Gibraltar Chronicle Logo
Local News

Govt reports ‘good, steady progress’ in oil spill clean-up, Camp Bay closed for swimming

Photos by Johnny Bugeja

The Gibraltar Government reported “good, steady progress” in the clean-up operation following the oil spill earlier this week.

Teams continued to mop oil from the rocky shoreline in Rosia Bay while vessels targeted free-floating patches of oily sheen at sea using sorbent booms.

The sheening, which emanated from the oil on the coastline and rocks particularly in the Rosia Bay area, forced the authorities to prohibit swimming in Camp Bay, where the red flag was flying.

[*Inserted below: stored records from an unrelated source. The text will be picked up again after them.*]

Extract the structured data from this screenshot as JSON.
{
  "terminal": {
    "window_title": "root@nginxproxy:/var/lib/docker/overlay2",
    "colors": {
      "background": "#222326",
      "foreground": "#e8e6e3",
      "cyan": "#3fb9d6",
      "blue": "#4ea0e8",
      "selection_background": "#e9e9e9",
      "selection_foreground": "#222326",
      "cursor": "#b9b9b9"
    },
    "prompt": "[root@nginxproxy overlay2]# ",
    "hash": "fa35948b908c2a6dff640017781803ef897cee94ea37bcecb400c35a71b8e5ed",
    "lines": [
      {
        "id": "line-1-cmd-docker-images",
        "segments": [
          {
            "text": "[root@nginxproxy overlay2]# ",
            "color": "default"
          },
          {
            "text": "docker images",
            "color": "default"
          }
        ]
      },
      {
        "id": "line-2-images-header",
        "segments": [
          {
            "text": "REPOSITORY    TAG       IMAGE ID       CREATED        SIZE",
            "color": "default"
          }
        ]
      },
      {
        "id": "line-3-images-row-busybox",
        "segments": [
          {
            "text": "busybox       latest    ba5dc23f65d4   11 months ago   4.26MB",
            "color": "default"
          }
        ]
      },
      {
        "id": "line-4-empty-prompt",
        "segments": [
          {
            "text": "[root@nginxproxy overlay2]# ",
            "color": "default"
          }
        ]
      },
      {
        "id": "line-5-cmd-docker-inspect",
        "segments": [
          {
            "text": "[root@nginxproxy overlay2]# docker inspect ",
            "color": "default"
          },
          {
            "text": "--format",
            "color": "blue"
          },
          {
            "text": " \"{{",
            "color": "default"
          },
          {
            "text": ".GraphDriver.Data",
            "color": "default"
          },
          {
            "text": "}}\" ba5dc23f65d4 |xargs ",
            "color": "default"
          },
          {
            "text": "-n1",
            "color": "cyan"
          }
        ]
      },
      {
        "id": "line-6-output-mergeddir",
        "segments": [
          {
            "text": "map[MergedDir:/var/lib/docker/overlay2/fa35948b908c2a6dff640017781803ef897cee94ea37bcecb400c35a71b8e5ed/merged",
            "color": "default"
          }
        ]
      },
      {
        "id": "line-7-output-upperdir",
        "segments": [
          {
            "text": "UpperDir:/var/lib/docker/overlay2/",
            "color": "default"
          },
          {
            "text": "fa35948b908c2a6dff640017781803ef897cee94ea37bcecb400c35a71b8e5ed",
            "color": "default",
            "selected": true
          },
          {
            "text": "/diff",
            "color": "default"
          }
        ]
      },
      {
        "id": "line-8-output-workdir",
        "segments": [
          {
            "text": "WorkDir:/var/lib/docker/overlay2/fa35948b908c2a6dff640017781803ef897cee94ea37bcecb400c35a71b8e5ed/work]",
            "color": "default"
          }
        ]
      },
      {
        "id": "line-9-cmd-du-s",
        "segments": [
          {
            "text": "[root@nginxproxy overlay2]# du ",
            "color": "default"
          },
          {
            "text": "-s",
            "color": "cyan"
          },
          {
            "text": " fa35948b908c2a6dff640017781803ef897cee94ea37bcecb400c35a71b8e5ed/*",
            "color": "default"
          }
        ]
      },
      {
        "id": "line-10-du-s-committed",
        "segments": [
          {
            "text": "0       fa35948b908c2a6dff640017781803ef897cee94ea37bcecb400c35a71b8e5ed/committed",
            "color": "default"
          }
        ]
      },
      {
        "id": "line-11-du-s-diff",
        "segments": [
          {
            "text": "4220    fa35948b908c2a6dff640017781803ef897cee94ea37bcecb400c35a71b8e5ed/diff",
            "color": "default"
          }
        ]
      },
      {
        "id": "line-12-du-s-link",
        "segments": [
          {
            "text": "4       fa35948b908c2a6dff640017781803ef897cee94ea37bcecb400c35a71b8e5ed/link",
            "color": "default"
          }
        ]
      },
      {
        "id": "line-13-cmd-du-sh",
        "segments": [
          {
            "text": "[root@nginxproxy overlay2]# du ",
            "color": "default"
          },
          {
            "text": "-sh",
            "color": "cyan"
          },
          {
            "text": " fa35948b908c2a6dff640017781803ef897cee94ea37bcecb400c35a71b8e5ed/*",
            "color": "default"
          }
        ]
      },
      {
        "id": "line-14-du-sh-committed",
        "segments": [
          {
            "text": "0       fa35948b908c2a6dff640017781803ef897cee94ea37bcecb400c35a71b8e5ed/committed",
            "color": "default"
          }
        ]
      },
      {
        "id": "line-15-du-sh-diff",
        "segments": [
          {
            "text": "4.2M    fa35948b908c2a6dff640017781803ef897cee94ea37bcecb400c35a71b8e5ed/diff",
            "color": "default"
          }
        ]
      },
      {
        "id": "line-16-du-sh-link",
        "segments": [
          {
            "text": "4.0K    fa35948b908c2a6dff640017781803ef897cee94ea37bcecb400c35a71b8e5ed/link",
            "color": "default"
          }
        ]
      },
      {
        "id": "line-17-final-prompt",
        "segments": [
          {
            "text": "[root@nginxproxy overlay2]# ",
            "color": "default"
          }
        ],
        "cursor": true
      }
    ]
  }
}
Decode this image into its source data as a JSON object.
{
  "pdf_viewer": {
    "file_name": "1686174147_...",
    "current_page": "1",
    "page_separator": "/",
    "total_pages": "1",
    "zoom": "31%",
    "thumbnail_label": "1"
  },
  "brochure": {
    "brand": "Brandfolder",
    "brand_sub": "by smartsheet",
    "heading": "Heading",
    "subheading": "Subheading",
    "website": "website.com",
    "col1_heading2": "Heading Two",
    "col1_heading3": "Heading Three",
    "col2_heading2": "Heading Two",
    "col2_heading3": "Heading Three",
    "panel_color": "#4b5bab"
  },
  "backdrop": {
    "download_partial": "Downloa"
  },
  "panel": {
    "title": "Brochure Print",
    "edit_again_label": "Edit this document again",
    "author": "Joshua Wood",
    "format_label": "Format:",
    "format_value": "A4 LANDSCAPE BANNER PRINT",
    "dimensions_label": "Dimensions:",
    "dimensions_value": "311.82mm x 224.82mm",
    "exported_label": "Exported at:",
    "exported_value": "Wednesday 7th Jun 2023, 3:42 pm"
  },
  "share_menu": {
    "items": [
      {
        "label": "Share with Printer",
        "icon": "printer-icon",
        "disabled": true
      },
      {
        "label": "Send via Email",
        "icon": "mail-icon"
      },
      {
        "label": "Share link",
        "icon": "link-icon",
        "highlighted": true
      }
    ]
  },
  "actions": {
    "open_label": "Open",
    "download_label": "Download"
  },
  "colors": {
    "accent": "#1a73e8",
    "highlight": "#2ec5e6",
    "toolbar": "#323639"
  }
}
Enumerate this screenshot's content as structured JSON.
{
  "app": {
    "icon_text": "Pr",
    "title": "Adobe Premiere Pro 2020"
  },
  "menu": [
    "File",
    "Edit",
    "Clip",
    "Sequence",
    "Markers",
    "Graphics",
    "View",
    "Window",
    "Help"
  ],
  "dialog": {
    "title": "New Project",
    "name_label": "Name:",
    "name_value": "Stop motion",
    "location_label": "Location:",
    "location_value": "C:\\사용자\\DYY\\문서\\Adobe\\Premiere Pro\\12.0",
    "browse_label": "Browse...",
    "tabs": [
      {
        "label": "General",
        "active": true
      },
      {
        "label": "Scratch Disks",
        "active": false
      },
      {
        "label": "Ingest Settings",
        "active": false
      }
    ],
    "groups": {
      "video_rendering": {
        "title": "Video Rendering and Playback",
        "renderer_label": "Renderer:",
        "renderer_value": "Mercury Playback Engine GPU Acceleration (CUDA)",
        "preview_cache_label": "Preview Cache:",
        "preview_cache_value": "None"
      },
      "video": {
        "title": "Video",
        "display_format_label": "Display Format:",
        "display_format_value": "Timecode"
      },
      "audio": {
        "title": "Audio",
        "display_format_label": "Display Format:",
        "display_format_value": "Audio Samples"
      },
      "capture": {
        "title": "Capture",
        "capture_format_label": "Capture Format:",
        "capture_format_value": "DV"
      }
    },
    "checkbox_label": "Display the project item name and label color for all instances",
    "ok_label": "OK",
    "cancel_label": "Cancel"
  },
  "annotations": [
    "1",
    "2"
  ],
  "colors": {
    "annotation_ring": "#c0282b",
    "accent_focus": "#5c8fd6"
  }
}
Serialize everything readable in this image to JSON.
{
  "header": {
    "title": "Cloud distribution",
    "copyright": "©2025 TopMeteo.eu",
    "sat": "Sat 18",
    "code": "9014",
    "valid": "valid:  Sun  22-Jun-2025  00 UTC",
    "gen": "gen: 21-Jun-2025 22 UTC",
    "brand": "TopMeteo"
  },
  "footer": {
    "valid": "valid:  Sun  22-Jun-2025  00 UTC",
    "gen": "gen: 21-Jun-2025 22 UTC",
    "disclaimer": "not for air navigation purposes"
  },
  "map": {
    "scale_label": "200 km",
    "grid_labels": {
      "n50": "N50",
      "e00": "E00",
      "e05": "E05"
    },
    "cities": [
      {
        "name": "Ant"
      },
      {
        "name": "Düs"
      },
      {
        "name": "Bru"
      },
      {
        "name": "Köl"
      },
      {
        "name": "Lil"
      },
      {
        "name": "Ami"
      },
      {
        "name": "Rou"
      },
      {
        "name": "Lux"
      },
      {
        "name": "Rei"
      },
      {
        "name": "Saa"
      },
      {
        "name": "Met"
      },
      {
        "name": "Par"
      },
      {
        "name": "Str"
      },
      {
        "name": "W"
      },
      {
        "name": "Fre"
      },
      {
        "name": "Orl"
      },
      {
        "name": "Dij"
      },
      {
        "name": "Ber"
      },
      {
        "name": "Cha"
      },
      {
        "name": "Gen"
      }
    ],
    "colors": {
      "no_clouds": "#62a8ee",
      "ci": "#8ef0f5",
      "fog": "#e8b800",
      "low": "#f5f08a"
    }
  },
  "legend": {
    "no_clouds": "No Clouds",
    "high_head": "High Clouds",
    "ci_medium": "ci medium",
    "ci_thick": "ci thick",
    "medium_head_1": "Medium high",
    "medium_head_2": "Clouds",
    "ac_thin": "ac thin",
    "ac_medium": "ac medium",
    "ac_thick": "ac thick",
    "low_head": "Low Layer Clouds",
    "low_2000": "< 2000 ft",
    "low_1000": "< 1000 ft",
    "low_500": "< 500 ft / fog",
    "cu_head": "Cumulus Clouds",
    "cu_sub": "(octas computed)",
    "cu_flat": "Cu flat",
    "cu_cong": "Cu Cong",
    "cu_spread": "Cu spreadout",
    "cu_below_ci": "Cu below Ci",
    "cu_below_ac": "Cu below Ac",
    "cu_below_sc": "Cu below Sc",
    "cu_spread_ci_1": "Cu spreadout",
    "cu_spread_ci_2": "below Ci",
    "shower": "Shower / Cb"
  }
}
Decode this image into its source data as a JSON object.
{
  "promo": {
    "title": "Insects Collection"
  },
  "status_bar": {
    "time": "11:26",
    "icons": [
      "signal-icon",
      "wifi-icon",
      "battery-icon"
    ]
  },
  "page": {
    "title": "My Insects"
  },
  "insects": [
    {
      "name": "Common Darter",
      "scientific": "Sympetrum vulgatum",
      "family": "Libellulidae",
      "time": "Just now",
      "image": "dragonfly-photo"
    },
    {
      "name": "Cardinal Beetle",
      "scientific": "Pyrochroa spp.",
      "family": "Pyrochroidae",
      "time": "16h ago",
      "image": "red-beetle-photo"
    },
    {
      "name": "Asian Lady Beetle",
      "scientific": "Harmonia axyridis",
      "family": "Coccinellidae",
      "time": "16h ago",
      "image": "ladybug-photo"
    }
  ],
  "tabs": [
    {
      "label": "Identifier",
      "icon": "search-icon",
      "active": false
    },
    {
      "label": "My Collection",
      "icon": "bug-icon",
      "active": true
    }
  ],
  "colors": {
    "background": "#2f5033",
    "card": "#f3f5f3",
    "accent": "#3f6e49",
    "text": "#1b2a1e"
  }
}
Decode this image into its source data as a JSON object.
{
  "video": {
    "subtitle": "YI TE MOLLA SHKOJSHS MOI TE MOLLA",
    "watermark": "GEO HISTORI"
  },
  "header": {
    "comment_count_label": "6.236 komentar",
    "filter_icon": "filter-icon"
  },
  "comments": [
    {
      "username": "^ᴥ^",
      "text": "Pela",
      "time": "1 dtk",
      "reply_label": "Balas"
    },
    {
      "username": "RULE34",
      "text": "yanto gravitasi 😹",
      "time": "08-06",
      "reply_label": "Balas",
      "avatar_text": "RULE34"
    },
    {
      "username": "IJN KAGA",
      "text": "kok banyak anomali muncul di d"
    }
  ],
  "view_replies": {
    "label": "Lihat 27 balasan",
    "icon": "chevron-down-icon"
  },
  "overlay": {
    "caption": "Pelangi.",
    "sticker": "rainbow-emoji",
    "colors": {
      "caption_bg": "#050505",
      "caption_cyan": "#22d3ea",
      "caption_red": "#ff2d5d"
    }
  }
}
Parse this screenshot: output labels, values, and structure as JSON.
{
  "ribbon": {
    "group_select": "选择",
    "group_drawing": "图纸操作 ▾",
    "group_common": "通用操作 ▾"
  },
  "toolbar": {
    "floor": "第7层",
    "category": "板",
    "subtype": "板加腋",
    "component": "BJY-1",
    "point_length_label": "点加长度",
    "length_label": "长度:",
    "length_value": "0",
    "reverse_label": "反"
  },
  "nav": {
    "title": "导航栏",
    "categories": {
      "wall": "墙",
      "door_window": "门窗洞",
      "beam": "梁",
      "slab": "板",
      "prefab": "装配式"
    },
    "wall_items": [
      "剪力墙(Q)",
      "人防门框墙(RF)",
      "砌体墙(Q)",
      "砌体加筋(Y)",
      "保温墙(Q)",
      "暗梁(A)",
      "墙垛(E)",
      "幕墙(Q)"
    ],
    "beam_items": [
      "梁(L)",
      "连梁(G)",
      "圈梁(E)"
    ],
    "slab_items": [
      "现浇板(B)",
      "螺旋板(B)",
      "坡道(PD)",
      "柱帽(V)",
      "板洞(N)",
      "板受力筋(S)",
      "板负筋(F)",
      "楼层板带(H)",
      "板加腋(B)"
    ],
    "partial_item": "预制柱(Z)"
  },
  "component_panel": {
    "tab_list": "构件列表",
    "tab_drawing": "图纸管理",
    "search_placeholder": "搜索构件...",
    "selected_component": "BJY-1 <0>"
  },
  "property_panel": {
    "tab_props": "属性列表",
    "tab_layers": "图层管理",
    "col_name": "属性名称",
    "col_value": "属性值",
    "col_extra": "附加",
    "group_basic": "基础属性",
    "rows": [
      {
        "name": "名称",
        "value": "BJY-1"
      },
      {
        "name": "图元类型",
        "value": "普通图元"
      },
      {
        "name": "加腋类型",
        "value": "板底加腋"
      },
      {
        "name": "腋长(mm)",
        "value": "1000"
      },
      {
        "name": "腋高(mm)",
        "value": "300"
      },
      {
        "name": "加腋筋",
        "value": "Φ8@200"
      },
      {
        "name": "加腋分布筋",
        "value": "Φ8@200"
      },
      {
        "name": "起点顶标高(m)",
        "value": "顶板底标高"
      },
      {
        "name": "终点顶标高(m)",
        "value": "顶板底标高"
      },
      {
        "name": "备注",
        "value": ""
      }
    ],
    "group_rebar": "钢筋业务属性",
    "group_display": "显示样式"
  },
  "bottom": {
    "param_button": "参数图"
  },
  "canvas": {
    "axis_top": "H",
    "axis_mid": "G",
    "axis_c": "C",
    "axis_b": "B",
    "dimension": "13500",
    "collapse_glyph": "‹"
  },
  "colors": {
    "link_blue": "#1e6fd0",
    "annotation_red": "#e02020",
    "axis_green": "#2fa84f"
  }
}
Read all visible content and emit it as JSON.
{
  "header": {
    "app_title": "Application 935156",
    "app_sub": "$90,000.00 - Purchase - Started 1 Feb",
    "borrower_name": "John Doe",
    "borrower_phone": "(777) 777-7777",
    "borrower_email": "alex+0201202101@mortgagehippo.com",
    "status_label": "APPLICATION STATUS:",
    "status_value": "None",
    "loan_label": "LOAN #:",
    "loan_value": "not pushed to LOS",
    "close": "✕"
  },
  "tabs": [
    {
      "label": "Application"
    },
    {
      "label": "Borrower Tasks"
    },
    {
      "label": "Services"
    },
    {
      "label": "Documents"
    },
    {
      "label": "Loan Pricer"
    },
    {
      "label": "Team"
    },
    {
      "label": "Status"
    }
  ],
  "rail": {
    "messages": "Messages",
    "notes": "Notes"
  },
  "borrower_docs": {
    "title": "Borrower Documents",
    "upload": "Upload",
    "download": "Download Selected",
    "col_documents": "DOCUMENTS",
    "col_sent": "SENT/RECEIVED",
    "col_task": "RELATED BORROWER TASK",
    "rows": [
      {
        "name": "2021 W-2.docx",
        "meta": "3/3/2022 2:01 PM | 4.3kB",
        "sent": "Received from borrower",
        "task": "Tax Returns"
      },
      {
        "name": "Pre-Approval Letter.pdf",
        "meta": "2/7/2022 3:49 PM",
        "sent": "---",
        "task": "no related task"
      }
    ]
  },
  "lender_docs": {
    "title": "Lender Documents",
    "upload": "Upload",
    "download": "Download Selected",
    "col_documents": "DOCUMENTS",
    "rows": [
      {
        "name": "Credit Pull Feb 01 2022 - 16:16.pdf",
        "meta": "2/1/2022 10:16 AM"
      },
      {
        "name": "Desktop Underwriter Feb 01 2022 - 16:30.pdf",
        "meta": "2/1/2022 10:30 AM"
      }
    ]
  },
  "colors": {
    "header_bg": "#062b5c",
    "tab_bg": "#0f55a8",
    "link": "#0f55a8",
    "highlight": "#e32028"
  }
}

The Port of Gibraltar remained closed for bunkering operations while the clean-up was under way.

The Department of Environment also removed jellyfish nets from Camp Bay and Little Bay to clean them and replace them as soon as possible.

“This situation is being reviewed daily,” said No.6 Convent Place in an update.

“Clean-up work will continue throughout the weekend.”

“Members of the public are urged to respect any red flags that may need to be raised and which will be returned to yellow as soon as it is safe to do so.”

Between 1000 and 2000 litres of low sulphur fuel oil were spilt from the gas tanker Gas Venus during a bunkering operation on off the South Mole on Tuesday.

The gas tanker was detained by port state control and the Gibraltar Port Authority [GPA] on Tuesday as an investigation was launched into what happened.

The vessel’s captain was also arrested by the Royal Gibraltar Police on suspicion of a pollution offence under port rules.

Depending on the investigation, the vessel’s captain and operator could potentially face legal action in line with the ‘polluter pays’ principle if they are found to have been at fault.

Most Read

Download The App On The iOS Store